Marine technology company Wartsila and Kuribayashi Steamship have signed a licence and co-operation agreement for developing, selling and servicing gate rudders.
Along with Kuribayashi Steamship, Kamome Propeller, the National Institute of Maritime, Port and Aviation Technology (NIMPAT, Japan), Yamanaka Shipbuilding and Professor Noriyuki Sasaki are the other patent holders.
Wartsila plans to integrate the gate rudders with the propulsion product designs and concentrate on markets around the world other than Japan.
The gate rudder integration with the Wartsila’s propulsion offerings is expected to boost its Energy Efficiency Design Index (EEDI) compliance.
Wartsila said that the technology is offered for new-build and existing vessels.
The technology is an essential design part and is expected to improve fuel efficiency, manoeuvrability and course stability and reduce noise and vibration, offering ‘synergies in capital and operational savings’.
This partnership is expected to boost the gate rudder systems deployment for all vessel classes.
Wartsila Marine Propulsion director Lars Anderson said: “At Wartsila, we are doing our utmost to support our customers as they look for new technologies to reduce operating costs and improve the environmental sustainability of their operations.
“We see great potential in this gate rudder technology collaboration.

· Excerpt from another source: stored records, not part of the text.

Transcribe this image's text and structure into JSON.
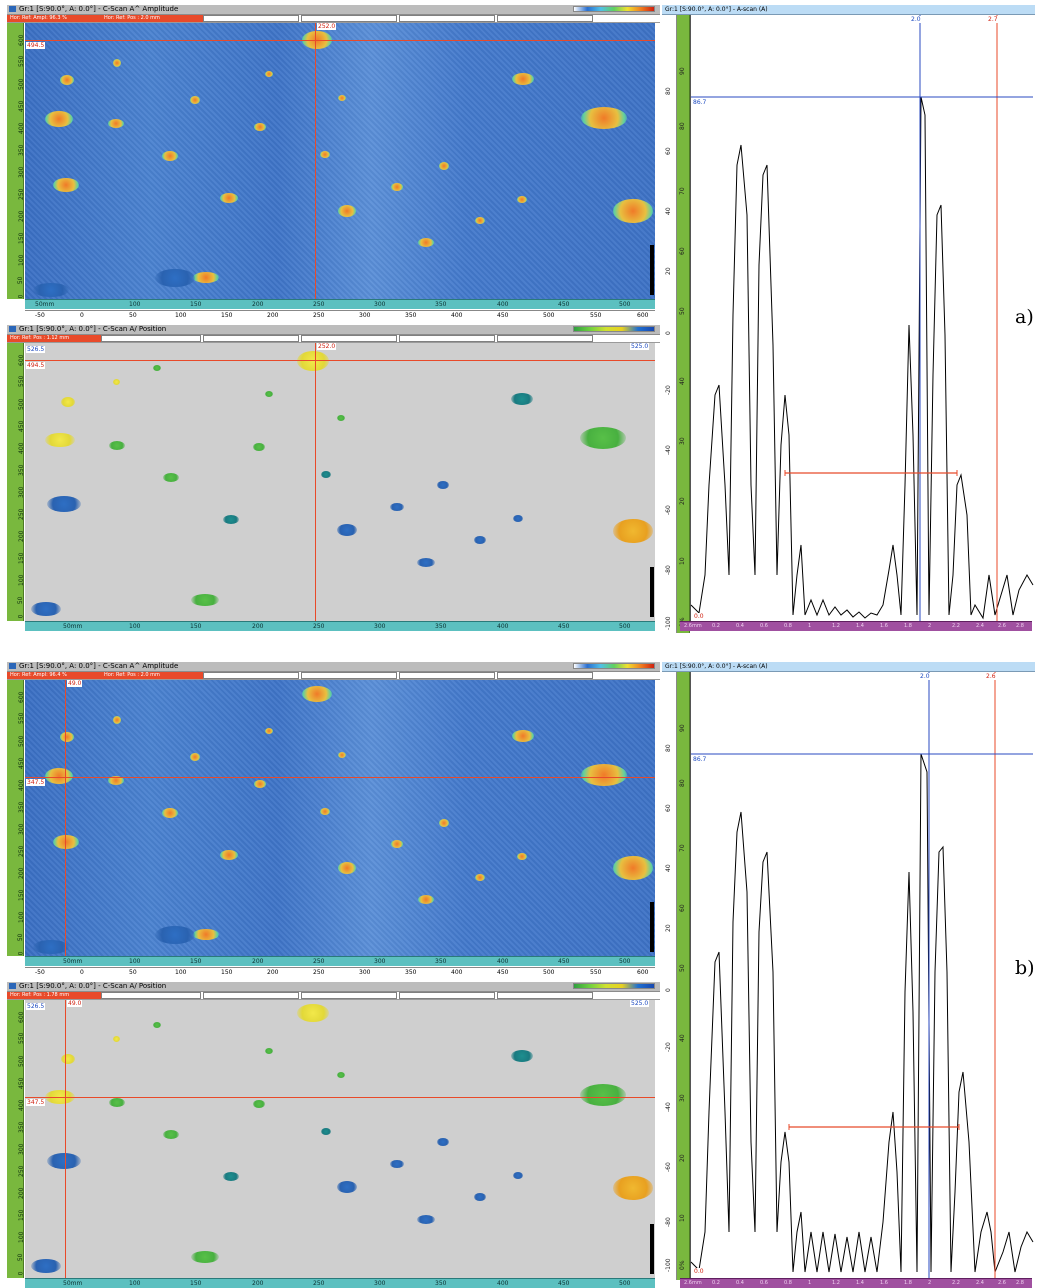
{
  "panel_a": {
    "amp": {
      "title": "Gr:1 [S:90.0°, A: 0.0°] - C-Scan A^ Amplitude",
      "stat1": "Hor: Ref: Ampl: 96.3 %",
      "stat2": "Hor: Ref: Pos : 2.0 mm",
      "cursor_x": "252.0",
      "cursor_y": "494.5",
      "hruler_top": [
        "50mm",
        "100",
        "150",
        "200",
        "250",
        "300",
        "350",
        "400",
        "450",
        "500"
      ],
      "hruler_bot": [
        "-50",
        "0",
        "50",
        "100",
        "150",
        "200",
        "250",
        "300",
        "350",
        "400",
        "450",
        "500",
        "550",
        "600"
      ],
      "vruler": [
        "600",
        "550",
        "500",
        "450",
        "400",
        "350",
        "300",
        "250",
        "200",
        "150",
        "100",
        "50",
        "0"
      ]
    },
    "pos": {
      "title": "Gr:1 [S:90.0°, A: 0.0°] - C-Scan A/ Position",
      "stat1": "Hor: Ref: Pos : 1.12 mm",
      "cursor_x": "252.0",
      "cursor_y": "494.5",
      "blue_left": "526.5",
      "blue_right": "525.0",
      "hruler": [
        "50mm",
        "100",
        "150",
        "200",
        "250",
        "300",
        "350",
        "400",
        "450",
        "500"
      ],
      "vruler": [
        "600",
        "550",
        "500",
        "450",
        "400",
        "350",
        "300",
        "250",
        "200",
        "150",
        "100",
        "50",
        "0"
      ]
    },
    "ascan": {
      "title": "Gr:1 [S:90.0°, A: 0.0°] - A-scan (A)",
      "gate_blue": "2.0",
      "gate_red": "2.7",
      "level": "86.7",
      "zero": "0.0",
      "vruler1": [
        "80",
        "60",
        "40",
        "20",
        "0",
        "-20",
        "-40",
        "-60",
        "-80",
        "-100"
      ],
      "vruler2": [
        "90",
        "80",
        "70",
        "60",
        "50",
        "40",
        "30",
        "20",
        "10",
        "0%"
      ],
      "bottom": [
        "2.6mm",
        "0.2",
        "0.4",
        "0.6",
        "0.8",
        "1",
        "1.2",
        "1.4",
        "1.6",
        "1.8",
        "2",
        "2.2",
        "2.4",
        "2.6",
        "2.8"
      ]
    },
    "label": "a)"
  },
  "panel_b": {
    "amp": {
      "title": "Gr:1 [S:90.0°, A: 0.0°] - C-Scan A^ Amplitude",
      "stat1": "Hor: Ref: Ampl: 96.4 %",
      "stat2": "Hor: Ref: Pos : 2.0 mm",
      "cursor_x": "49.0",
      "cursor_y": "347.5",
      "hruler_top": [
        "50mm",
        "100",
        "150",
        "200",
        "250",
        "300",
        "350",
        "400",
        "450",
        "500"
      ],
      "hruler_bot": [
        "-50",
        "0",
        "50",
        "100",
        "150",
        "200",
        "250",
        "300",
        "350",
        "400",
        "450",
        "500",
        "550",
        "600"
      ],
      "vruler": [
        "600",
        "550",
        "500",
        "450",
        "400",
        "350",
        "300",
        "250",
        "200",
        "150",
        "100",
        "50",
        "0"
      ]
    },
    "pos": {
      "title": "Gr:1 [S:90.0°, A: 0.0°] - C-Scan A/ Position",
      "stat1": "Hor: Ref: Pos : 1.78 mm",
      "cursor_x": "49.0",
      "cursor_y": "347.5",
      "blue_left": "526.5",
      "blue_right": "525.0",
      "hruler": [
        "50mm",
        "100",
        "150",
        "200",
        "250",
        "300",
        "350",
        "400",
        "450",
        "500"
      ],
      "vruler": [
        "600",
        "550",
        "500",
        "450",
        "400",
        "350",
        "300",
        "250",
        "200",
        "150",
        "100",
        "50",
        "0"
      ]
    },
    "ascan": {
      "title": "Gr:1 [S:90.0°, A: 0.0°] - A-scan (A)",
      "gate_blue": "2.0",
      "gate_red": "2.6",
      "level": "86.7",
      "zero": "0.0",
      "vruler1": [
        "80",
        "60",
        "40",
        "20",
        "0",
        "-20",
        "-40",
        "-60",
        "-80",
        "-100"
      ],
      "vruler2": [
        "90",
        "80",
        "70",
        "60",
        "50",
        "40",
        "30",
        "20",
        "10",
        "0%"
      ],
      "bottom": [
        "2.6mm",
        "0.2",
        "0.4",
        "0.6",
        "0.8",
        "1",
        "1.2",
        "1.4",
        "1.6",
        "1.8",
        "2",
        "2.2",
        "2.4",
        "2.6",
        "2.8"
      ]
    },
    "label": "b)"
  },
  "colors": {
    "cursor": "#e84a2a",
    "gate_blue": "#2a48c0",
    "ruler_green": "#79b83e",
    "ruler_cyan": "#5cc0c0",
    "ruler_purple": "#a050a0"
  }
}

Today’s agreement enables us to support the building of better and more sustainable vessels already today, and Kuribayashi Steamship and the Japanese patent holders are the ideal partners to help us realise this goal.”
Earlier this month, Wartsila and terminal towage operator PSA Marine completed the ‘IntelliTug’ project’s initial sea trials.
Wartsila and a consortium of six industry and academic partners received the EU funding for a project to explore a reduction in fuel consumption and emission levels.